The powerful current of the Gulf Stream is like a highway, carrying warm tropical waters from the Caribbean to Europe. The current is known to meander and to shed rotating rings of water on both sides. However, its interaction with the surrounding water tends to be limited to the outer edges of the current, especially along the well defined northern wall of the Gulf Stream.


But satellite images presented by Xiaofeng Li and his colleagues in Geophysical Research Letters show a parcel of cold water from a region known as the Middle Atlantic Bight breaching the northern boundary of the Gulf Stream, and traversing the full width of the current (Geophys. Res. Lett. 29, 10.1029/2002GL015378; 2002).

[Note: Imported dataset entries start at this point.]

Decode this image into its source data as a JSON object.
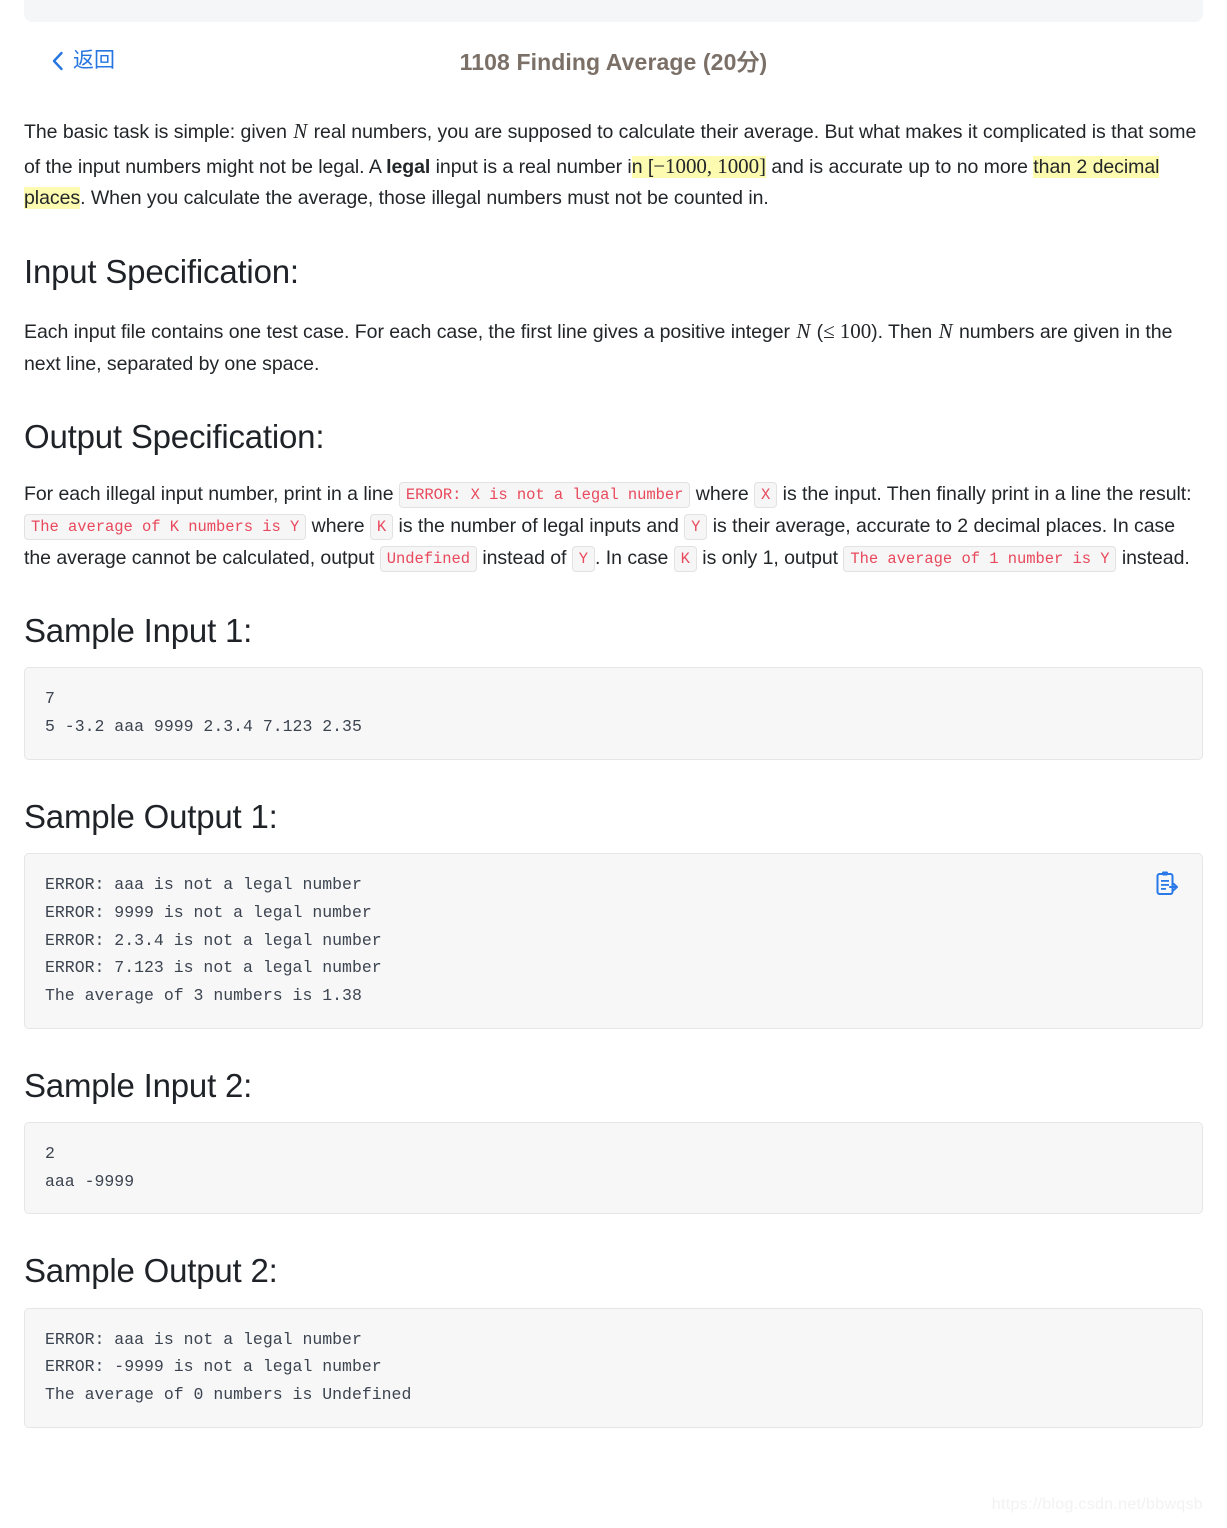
{
  "header": {
    "back_label": "返回",
    "back_icon": "chevron-left-icon",
    "title": "1108 Finding Average (20分)"
  },
  "intro": {
    "t1": "The basic task is simple: given ",
    "m1": "N",
    "t2": " real numbers, you are supposed to calculate their average. But what makes it complicated is that some of the input numbers might not be legal. A ",
    "bold1": "legal",
    "t3": " input is a real number i",
    "hl1": "n [",
    "hl1b": "−1000, ",
    "hl1c": "1000]",
    "t4": " and is accurate up to no more ",
    "hl2": "than 2 decimal places",
    "t5": ". When you calculate the average, those illegal numbers must not be counted in."
  },
  "input_spec": {
    "heading": "Input Specification:",
    "t1": "Each input file contains one test case. For each case, the first line gives a positive integer ",
    "m1": "N",
    "t2": " (",
    "m2": "≤ 100",
    "t3": "). Then ",
    "m3": "N",
    "t4": " numbers are given in the next line, separated by one space."
  },
  "output_spec": {
    "heading": "Output Specification:",
    "t1": "For each illegal input number, print in a line ",
    "c1": "ERROR: X is not a legal number",
    "t2": " where ",
    "c2": "X",
    "t3": " is the input. Then finally print in a line the result: ",
    "c3": "The average of K numbers is Y",
    "t4": " where ",
    "c4": "K",
    "t5": " is the number of legal inputs and ",
    "c5": "Y",
    "t6": " is their average, accurate to 2 decimal places. In case the average cannot be calculated, output ",
    "c6": "Undefined",
    "t7": " instead of ",
    "c7": "Y",
    "t8": ". In case ",
    "c8": "K",
    "t9": " is only 1, output ",
    "c9": "The average of 1 number is Y",
    "t10": " instead."
  },
  "samples": {
    "input1_heading": "Sample Input 1:",
    "input1_code": "7\n5 -3.2 aaa 9999 2.3.4 7.123 2.35",
    "output1_heading": "Sample Output 1:",
    "output1_code": "ERROR: aaa is not a legal number\nERROR: 9999 is not a legal number\nERROR: 2.3.4 is not a legal number\nERROR: 7.123 is not a legal number\nThe average of 3 numbers is 1.38",
    "output1_copy_icon": "copy-to-clipboard-icon",
    "input2_heading": "Sample Input 2:",
    "input2_code": "2\naaa -9999",
    "output2_heading": "Sample Output 2:",
    "output2_code": "ERROR: aaa is not a legal number\nERROR: -9999 is not a legal number\nThe average of 0 numbers is Undefined"
  },
  "watermark": "https://blog.csdn.net/bbwqsb",
  "colors": {
    "link": "#2576e0",
    "title": "#7b7068",
    "inline_code_text": "#e8495c",
    "highlight": "#fdfbb0",
    "code_block_bg": "#f7f7f7",
    "copy_icon": "#2979e8"
  }
}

The left panel of the picture, taken at 7:08 a.m. on 3 October 2001, shows the penetration of cold water as a green tongue that extends into the main current just east of Cape Hatteras, where the Gulf Stream leaves the American East Coast and veers off into the North Atlantic Ocean. The right panel shows the fate of the intrusion about 24 hours later: the cold tongue has been swept along with the current while extending southeastwards.

In early October 2001, strong and persistent winds from northerly directions blowing along the shore north of Cape Hatteras piled up cold water from the Middle Atlantic Bight in the corner formed by the coastline and the Gulf Stream's north wall. Under less extraordinary wind conditions, long streaks of the relatively cold shelf water are slowly mixed into the Gulf Stream along its northwestern edge. But after three days of wind speeds exceeding 12.8 m s−1 — conditions unique for early autumn in the 11-year period from 1991 to 2001 — the cold coastal water broke into the main Gulf Stream and eventually crossed it.

Li and colleagues say they are not aware of any other reports of such a breaching event. After all, crossing a busy highway is rarely attempted and is even less often successful.